Freedom is the 17th studio album by Canadian musician Neil Young, released on October 2, 1989. Freedom effectively relaunched Young's career after a largely unsuccessful decade. After many arguments (and a lawsuit), Young left Geffen Records in 1988 and returned to his original label, Reprise, with This Note's for You. Freedom, however, brought about a new, critical and commercially successful album. This album was released in the United States as an LP record and a CD in 1989.
The eclectic nature of the album can be accounted for the different recording sessions the music originated from.
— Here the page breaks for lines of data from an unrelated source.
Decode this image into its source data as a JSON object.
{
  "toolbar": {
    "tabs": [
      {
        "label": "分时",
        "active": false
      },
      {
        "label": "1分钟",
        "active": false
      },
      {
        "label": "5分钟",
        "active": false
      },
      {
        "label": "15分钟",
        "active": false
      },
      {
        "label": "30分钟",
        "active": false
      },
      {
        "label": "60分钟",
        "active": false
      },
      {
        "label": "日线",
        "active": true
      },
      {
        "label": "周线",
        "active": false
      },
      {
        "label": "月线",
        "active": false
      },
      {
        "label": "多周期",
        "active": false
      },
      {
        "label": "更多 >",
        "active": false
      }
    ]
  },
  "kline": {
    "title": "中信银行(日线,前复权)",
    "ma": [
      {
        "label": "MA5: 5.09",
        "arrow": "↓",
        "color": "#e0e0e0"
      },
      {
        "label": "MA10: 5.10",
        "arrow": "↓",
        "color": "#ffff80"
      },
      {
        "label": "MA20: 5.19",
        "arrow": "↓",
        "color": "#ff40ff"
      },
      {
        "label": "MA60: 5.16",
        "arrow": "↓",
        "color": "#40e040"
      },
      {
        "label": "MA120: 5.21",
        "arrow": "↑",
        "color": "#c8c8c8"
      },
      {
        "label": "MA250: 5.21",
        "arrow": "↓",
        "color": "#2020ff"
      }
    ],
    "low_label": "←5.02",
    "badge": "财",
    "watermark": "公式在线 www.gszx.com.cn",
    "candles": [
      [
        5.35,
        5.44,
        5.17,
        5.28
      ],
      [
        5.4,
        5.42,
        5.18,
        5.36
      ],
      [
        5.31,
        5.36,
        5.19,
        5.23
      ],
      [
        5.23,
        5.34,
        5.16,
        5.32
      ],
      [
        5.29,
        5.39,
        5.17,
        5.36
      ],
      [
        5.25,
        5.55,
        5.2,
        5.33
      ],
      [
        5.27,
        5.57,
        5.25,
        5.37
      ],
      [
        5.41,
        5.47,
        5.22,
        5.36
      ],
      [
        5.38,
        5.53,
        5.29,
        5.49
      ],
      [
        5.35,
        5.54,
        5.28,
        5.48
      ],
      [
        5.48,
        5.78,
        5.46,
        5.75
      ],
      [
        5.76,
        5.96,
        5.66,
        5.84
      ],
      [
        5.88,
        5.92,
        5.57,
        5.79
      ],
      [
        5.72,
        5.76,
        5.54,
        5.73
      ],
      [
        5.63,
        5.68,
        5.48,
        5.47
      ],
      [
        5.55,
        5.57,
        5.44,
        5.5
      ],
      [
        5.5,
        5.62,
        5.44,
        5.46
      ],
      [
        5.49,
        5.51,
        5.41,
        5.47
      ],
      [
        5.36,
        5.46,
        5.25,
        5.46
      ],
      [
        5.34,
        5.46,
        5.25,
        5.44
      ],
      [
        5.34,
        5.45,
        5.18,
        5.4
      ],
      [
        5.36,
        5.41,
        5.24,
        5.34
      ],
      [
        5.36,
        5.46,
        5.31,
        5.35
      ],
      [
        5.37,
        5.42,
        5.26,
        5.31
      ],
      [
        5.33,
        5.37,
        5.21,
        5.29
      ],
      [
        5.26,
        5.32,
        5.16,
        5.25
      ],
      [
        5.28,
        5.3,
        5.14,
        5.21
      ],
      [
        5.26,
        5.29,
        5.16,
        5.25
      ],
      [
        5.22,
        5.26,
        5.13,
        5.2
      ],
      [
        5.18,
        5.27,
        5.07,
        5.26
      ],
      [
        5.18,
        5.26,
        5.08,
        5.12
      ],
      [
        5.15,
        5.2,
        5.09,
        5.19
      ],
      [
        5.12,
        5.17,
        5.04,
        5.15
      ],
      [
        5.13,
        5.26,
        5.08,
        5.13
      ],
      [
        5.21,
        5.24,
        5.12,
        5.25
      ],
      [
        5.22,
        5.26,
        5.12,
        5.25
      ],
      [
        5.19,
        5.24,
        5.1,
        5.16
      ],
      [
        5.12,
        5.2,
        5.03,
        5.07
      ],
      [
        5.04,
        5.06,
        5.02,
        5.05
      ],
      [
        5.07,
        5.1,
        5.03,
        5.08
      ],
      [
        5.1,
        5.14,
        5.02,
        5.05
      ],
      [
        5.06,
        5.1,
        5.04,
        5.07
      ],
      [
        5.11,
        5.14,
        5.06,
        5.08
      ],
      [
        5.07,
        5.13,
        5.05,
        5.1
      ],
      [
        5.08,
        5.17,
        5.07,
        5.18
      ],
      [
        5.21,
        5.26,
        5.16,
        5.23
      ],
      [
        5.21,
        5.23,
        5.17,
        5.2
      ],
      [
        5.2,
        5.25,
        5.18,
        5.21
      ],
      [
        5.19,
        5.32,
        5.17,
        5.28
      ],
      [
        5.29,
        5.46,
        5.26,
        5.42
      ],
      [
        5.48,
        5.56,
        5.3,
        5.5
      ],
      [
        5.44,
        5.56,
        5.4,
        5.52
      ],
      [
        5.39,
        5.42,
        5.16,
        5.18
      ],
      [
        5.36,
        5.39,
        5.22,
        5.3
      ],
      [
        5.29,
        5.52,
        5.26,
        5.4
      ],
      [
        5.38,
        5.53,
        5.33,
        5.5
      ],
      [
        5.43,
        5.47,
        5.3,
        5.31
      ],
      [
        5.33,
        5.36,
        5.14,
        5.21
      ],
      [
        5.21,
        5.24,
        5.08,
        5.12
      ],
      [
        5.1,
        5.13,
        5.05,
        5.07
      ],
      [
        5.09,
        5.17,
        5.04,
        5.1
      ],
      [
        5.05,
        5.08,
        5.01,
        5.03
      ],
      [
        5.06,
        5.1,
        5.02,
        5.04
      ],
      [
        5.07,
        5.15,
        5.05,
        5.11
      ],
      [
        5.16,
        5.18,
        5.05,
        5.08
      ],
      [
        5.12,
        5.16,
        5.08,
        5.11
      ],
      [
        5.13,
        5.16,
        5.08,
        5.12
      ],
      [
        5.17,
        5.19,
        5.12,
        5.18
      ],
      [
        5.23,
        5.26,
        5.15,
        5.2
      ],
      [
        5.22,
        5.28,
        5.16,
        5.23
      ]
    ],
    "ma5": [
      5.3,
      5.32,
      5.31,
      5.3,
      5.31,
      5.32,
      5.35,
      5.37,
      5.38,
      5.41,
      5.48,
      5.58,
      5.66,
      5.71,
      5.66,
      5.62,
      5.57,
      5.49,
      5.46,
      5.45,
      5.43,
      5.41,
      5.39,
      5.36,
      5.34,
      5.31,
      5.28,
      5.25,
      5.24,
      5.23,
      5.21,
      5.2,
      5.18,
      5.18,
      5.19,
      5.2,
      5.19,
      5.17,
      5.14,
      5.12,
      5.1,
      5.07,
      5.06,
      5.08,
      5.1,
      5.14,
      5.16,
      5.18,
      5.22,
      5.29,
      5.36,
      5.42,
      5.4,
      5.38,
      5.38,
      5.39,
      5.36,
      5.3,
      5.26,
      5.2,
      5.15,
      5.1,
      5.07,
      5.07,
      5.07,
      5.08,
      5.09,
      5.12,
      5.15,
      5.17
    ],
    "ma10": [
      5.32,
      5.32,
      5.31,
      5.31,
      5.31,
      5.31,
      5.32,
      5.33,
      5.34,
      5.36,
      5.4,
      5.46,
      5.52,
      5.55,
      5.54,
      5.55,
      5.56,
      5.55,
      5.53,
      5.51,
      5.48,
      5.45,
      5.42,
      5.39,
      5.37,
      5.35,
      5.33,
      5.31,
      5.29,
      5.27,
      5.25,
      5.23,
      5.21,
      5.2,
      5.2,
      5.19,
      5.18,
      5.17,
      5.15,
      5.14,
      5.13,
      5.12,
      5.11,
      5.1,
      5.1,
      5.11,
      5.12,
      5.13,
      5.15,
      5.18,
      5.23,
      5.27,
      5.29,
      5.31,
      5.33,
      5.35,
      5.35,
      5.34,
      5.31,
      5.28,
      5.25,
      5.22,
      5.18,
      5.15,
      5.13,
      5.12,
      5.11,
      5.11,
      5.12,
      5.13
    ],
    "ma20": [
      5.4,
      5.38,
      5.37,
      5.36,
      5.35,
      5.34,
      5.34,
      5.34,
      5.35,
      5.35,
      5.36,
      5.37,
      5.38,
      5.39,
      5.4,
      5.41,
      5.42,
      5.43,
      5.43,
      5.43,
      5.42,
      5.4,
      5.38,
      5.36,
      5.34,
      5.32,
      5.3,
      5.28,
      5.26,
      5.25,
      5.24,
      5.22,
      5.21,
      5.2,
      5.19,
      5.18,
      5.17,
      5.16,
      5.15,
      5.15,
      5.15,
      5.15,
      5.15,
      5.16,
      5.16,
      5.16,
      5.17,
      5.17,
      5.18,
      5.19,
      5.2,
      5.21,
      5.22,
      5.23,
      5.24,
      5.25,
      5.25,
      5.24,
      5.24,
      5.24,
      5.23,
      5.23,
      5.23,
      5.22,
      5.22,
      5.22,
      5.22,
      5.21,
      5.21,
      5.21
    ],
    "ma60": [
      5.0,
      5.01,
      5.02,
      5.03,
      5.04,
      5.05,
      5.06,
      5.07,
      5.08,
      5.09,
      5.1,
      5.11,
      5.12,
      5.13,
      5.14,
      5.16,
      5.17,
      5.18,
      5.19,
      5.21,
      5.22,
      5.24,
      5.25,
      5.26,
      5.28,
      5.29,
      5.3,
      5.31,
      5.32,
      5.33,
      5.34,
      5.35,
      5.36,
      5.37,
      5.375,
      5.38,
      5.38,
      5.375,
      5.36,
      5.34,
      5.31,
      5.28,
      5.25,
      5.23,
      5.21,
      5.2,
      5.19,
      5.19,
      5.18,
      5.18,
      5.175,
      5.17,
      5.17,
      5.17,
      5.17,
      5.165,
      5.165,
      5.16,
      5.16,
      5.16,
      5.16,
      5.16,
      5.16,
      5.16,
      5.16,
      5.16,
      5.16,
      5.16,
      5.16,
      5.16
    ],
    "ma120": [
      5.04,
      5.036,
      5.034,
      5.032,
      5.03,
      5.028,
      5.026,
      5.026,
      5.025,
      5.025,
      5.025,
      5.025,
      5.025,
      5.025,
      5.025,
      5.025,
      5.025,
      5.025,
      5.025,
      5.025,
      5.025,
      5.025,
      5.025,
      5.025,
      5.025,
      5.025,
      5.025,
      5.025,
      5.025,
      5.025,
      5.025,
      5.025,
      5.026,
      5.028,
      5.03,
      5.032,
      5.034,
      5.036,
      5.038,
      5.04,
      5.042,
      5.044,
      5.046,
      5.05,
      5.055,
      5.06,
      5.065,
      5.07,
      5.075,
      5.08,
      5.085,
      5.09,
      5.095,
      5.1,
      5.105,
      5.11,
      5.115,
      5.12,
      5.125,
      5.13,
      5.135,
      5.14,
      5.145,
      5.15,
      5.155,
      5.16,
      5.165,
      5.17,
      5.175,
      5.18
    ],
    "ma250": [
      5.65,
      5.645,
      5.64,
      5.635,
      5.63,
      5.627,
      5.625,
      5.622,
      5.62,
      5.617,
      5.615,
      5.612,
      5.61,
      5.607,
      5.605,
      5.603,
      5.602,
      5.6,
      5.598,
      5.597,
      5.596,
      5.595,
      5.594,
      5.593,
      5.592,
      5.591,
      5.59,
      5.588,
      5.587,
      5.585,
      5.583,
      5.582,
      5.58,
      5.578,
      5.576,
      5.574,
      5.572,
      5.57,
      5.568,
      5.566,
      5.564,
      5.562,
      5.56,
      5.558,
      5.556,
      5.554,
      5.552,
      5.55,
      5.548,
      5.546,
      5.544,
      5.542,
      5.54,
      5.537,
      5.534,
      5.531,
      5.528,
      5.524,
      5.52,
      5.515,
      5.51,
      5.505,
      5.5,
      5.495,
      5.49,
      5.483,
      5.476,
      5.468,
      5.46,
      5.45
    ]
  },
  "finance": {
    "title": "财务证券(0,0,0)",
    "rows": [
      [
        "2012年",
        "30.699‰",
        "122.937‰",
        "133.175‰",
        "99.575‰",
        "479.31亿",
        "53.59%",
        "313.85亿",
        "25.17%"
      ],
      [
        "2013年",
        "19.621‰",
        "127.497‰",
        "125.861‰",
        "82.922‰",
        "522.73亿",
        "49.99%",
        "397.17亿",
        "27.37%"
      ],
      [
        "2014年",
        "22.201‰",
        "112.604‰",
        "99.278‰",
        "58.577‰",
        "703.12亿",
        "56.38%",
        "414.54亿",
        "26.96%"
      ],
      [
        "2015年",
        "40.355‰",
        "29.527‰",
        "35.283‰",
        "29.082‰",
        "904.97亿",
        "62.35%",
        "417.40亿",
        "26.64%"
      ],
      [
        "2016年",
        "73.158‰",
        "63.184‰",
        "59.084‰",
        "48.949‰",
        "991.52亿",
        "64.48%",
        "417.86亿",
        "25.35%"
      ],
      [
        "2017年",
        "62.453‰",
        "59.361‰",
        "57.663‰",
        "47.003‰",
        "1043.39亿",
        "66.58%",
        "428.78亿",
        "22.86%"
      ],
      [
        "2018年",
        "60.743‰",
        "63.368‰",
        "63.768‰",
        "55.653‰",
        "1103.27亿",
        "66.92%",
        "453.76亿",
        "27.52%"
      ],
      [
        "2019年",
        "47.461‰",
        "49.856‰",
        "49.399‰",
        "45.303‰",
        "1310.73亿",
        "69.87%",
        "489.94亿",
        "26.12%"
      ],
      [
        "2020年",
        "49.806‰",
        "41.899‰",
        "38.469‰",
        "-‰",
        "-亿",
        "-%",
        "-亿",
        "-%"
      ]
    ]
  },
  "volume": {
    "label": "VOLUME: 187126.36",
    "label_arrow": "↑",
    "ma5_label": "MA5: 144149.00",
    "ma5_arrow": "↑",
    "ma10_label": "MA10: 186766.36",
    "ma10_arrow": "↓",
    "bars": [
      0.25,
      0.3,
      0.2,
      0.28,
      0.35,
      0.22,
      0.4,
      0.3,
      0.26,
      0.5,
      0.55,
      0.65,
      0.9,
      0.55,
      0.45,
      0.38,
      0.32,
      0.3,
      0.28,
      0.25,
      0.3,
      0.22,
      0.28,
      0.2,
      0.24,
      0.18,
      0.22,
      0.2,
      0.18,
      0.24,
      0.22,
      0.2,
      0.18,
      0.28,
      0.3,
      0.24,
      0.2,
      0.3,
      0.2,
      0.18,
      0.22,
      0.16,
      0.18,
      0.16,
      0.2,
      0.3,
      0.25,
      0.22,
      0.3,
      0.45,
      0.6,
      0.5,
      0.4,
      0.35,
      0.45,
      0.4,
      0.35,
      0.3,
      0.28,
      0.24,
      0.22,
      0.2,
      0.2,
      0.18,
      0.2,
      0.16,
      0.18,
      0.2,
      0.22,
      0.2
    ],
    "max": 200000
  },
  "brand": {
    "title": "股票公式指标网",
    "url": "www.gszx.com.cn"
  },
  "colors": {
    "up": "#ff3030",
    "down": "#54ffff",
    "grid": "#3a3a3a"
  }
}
Three songs on Freedom ("Don't Cry," "Eldorado" and "On Broadway") had previously been released on the Japan and Australia-only EPEldorado. Two other songs ("Crime in the City" and "Someday") had been recorded in 1988 with the rhythm-and-blues-oriented Bluenotes band from Young's previous album This Note's for You. Neil Young explains the wide array of music in the album thus: "I knew that I wanted to make a real album that expressed how I felt. I just wanted to make a Neil Young record per se. Something that was just me, where there was no persona, no image, no distinctive character like the Bluenotes guy or the guy in Everybody's Rockin'. It's the first time I've felt like doing an album like this in years." Although he originally planned to release a purely electric rock album ("nothing but abrasiveness from beginning to end"), Young says the final product is "almost like listening to the radio - it keeps changing and going from one thing to another."
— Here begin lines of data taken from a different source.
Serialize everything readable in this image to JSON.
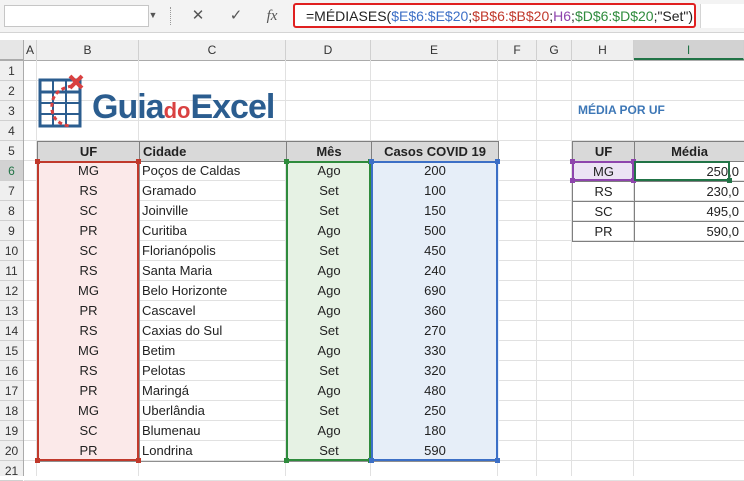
{
  "name_box": "",
  "formula_bar": {
    "cancel_icon": "✕",
    "enter_icon": "✓",
    "fx_label": "fx",
    "formula_parts": [
      {
        "text": "=MÉDIASES(",
        "color": "#222222"
      },
      {
        "text": "$E$6:$E$20",
        "color": "#3c6fc6"
      },
      {
        "text": ";",
        "color": "#222222"
      },
      {
        "text": "$B$6:$B$20",
        "color": "#c0392b"
      },
      {
        "text": ";",
        "color": "#222222"
      },
      {
        "text": "H6",
        "color": "#8e44ad"
      },
      {
        "text": ";",
        "color": "#222222"
      },
      {
        "text": "$D$6:$D$20",
        "color": "#2e8b3c"
      },
      {
        "text": ";\"Set\")",
        "color": "#222222"
      }
    ]
  },
  "columns": [
    "A",
    "B",
    "C",
    "D",
    "E",
    "F",
    "G",
    "H",
    "I"
  ],
  "rows": [
    "1",
    "2",
    "3",
    "4",
    "5",
    "6",
    "7",
    "8",
    "9",
    "10",
    "11",
    "12",
    "13",
    "14",
    "15",
    "16",
    "17",
    "18",
    "19",
    "20",
    "21"
  ],
  "logo": {
    "part1": "Guia",
    "part2": "do",
    "part3": "Excel"
  },
  "media_title": "MÉDIA POR UF",
  "data_table": {
    "headers": {
      "uf": "UF",
      "cidade": "Cidade",
      "mes": "Mês",
      "casos": "Casos COVID 19"
    },
    "rows": [
      {
        "uf": "MG",
        "cidade": "Poços de Caldas",
        "mes": "Ago",
        "casos": "200"
      },
      {
        "uf": "RS",
        "cidade": "Gramado",
        "mes": "Set",
        "casos": "100"
      },
      {
        "uf": "SC",
        "cidade": "Joinville",
        "mes": "Set",
        "casos": "150"
      },
      {
        "uf": "PR",
        "cidade": "Curitiba",
        "mes": "Ago",
        "casos": "500"
      },
      {
        "uf": "SC",
        "cidade": "Florianópolis",
        "mes": "Set",
        "casos": "450"
      },
      {
        "uf": "RS",
        "cidade": "Santa Maria",
        "mes": "Ago",
        "casos": "240"
      },
      {
        "uf": "MG",
        "cidade": "Belo Horizonte",
        "mes": "Ago",
        "casos": "690"
      },
      {
        "uf": "PR",
        "cidade": "Cascavel",
        "mes": "Ago",
        "casos": "360"
      },
      {
        "uf": "RS",
        "cidade": "Caxias do Sul",
        "mes": "Set",
        "casos": "270"
      },
      {
        "uf": "MG",
        "cidade": "Betim",
        "mes": "Ago",
        "casos": "330"
      },
      {
        "uf": "RS",
        "cidade": "Pelotas",
        "mes": "Set",
        "casos": "320"
      },
      {
        "uf": "PR",
        "cidade": "Maringá",
        "mes": "Ago",
        "casos": "480"
      },
      {
        "uf": "MG",
        "cidade": "Uberlândia",
        "mes": "Set",
        "casos": "250"
      },
      {
        "uf": "SC",
        "cidade": "Blumenau",
        "mes": "Ago",
        "casos": "180"
      },
      {
        "uf": "PR",
        "cidade": "Londrina",
        "mes": "Set",
        "casos": "590"
      }
    ]
  },
  "summary_table": {
    "headers": {
      "uf": "UF",
      "media": "Média"
    },
    "rows": [
      {
        "uf": "MG",
        "media": "250,0"
      },
      {
        "uf": "RS",
        "media": "230,0"
      },
      {
        "uf": "SC",
        "media": "495,0"
      },
      {
        "uf": "PR",
        "media": "590,0"
      }
    ]
  },
  "colors": {
    "uf_range": "#c0392b",
    "month_range": "#2e8b3c",
    "cases_range": "#3c6fc6",
    "criteria_cell": "#8e44ad",
    "active_cell": "#217346"
  }
}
Freedom contains one song, "Rockin' in the Free World", that bookends the album in acoustic and electric variants, a stylistic choice previously featured on Rust Never Sleeps. An edited cut of the electric version of the song was used over the final credits of Michael Moore's film Fahrenheit 9/11, and the song was re-released as a single at the time of the film's release.
Freedom has received mainly positive reviews, especially in comparison to the rest of his '80s work. AllMusic's William Ruhlmann rated the album four-and-a-half out of five stars, explaining that it "was the album Neil Young fans knew he was capable of making, but feared he would never make again." He also stated that "there were tracks that harked back to [his] acoustic-based, country-tinged albums."Robert Christgau, writing for The Village Voice, rated it an A. He declared that it contains a combination of "the folk ditties and rock galumph that made him famous" and "the Nashvillisms and horn charts that made him infamous." He also stated that "it features a bunch of good stuff about a subject almost no rocker white or black has done much with--crack".David Fricke of Rolling Stone rated it five out of five stars. He called it "the sound of Neil Young, another decade on, looking back again in anger and dread." He also explained that it is about "the illusion of freedom" and "Young's refusal to accept that as the last word on the subject." He summed up the review by calling it "a harsh reminder that everything still comes with a price."
AllMusic reviewer Matthew Greenwald offered strong praise for the second track, "Crime in the City", calling it "undoubtedly the centerpiece of the album", "cinematic in scope", and "one of Neil Young's most accomplished works".
The album is ranked number 996 in All-Time Top 1000 Albums (3rd. edition, 2000) .